A critical challenge faced by all marketplaces is serving consumers with relevant content. Understanding a consumer's shopping interests requires a historical profile. Without it, relevance and value-add are hard to achieve and risk dwindling interest.
While search functionality allows marketplaces to build a consumer's demand profile over time, a longer history of a consumer's transaction activity could build a richer picture. Luckily, Cash App is increasingly serving as an active user's main bank account.
Although privacy laws would prohibit consumer data from being shared with merchants, Block could leverage its consumer insights informed by bank transaction histories to surface relevant content from merchants in the Commerce interface, and initiate a centrally managed target marketing platform for merchants. Effectively akin to what Amazon Marketplace does today, but with the added richness of a detailed financial profile of the customer.
We would expect personalisation to extend beyond what to buy, to also incorporate the when and how, based on knowledge of a consumer's payroll (direct deposit patterns), credit liabilities (upcoming repayments), and keeping in line with Block's vision of financial empowerment - helping consumers remain financially responsible.
Other lessons about personalisation innovation can be drawn from Chinese marketplaces where features such as direct in-app communication with merchants, live product shows, or social commerce are becoming mainstream consumer experiences.
For merchants, Cash App could attempt to follow WeChat's mini-apps innovation - merchant-developed interfaces within the master Commerce interface that gives customers a uniquely curated shopping experience and helps retailers reach targeted audiences. WeChat's mini-app programs launched in 2017 and recently passed 600 million daily active users.
A Potential Third Reason? An opportunity to redefine FICO
As we pontificate about what's possible when commerce and banking are intertwined by a company with a vision of financial access, empowerment and redefining the relationship with money, a lot of ideas come to mind.
In thefirst piece of our series on Block, we wrote about how Square did away with traditional fraud prevention models and utilised innovative data science tools to reduce risk and approve small merchants with thin operating histories.

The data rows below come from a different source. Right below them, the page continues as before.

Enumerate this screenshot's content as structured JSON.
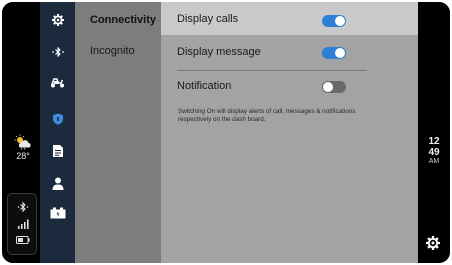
{
  "weather": {
    "icon": "sun-cloud-rain-icon",
    "temperature": "28°"
  },
  "status": {
    "bluetooth_icon": "bluetooth-icon",
    "signal_icon": "signal-bars-icon",
    "battery_icon": "battery-icon"
  },
  "nav": {
    "items": [
      {
        "name": "nav-item-settings",
        "icon": "gear-icon",
        "active": false
      },
      {
        "name": "nav-item-bluetooth",
        "icon": "bluetooth-icon",
        "active": false
      },
      {
        "name": "nav-item-scooter",
        "icon": "scooter-icon",
        "active": false
      },
      {
        "name": "nav-item-privacy",
        "icon": "shield-icon",
        "active": true
      },
      {
        "name": "nav-item-document",
        "icon": "document-icon",
        "active": false
      },
      {
        "name": "nav-item-profile",
        "icon": "person-icon",
        "active": false
      },
      {
        "name": "nav-item-battery",
        "icon": "battery-charge-icon",
        "active": false
      }
    ]
  },
  "submenu": {
    "items": [
      {
        "label": "Connectivity",
        "active": true
      },
      {
        "label": "Incognito",
        "active": false
      }
    ]
  },
  "settings": {
    "rows": [
      {
        "label": "Display calls",
        "enabled": true
      },
      {
        "label": "Display message",
        "enabled": true
      },
      {
        "label": "Notification",
        "enabled": false
      }
    ],
    "note": "Switching On will display alerts of call, messages & notifications respectively on the dash board."
  },
  "clock": {
    "hour": "12",
    "minute": "49",
    "period": "AM"
  },
  "colors": {
    "accent": "#2e7fd6",
    "nav_bg": "#1b2a3c",
    "nav_active": "#3d8de0"
  }
}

We see the same opportunity ahead for Cash App and its approach to consumer credit. By creating its own version of FICO, Cash App could give underserved consumers the ability to build their proprietary credit score within the Cash App ecosystem, beginning at the inception of their financial life and starting with small amounts of credit.
Moreover, Cash App could progressively increase credit allowances to top-ranked consumers based on their score, allowing them to move up the credit curve from Cash App Borrow and BNPL to larger-scale student loans, vehicle finance, and ultimately mortgages.
The ability to build an in-house credit profile that's more accessible than the existing FICO system, would likely add a long-term form of consumer loyalty (to grow the score) and reduce risky credit behaviour (to maintain a good score). Meanwhile, this could expand Commerce into higher-value verticals.
We believe Cash App's Commerce vision is to create a financial hub where consumers can access highly personalised commerce, which draws upon the best retail offers, layers on loyalty rewards, and provides the necessary financial tools for consumers to participate and make a financial difference in their lives.
This is not to say the vision will be easily achieved: execution, competitive forces and regulatory changes will be substantial hurdles to overcome. The opportunity exists to move consumer finance to the top of the commerce funnel, but it is over to Block to achieve it.
The article has been prepared by ECP Asset Management Pty Ltd (ECP). ECP is a funds management firm based in Sydney, Australia. For further information, visit www.ecpam.com. ECP and the author own shares in Block (ASX: SQ2). This material has been prepared for informational purposes only and is not intended to provide and should not be relied on for financial advice. ABN 26 158 827 582, AFSL 421704, CAR 44198.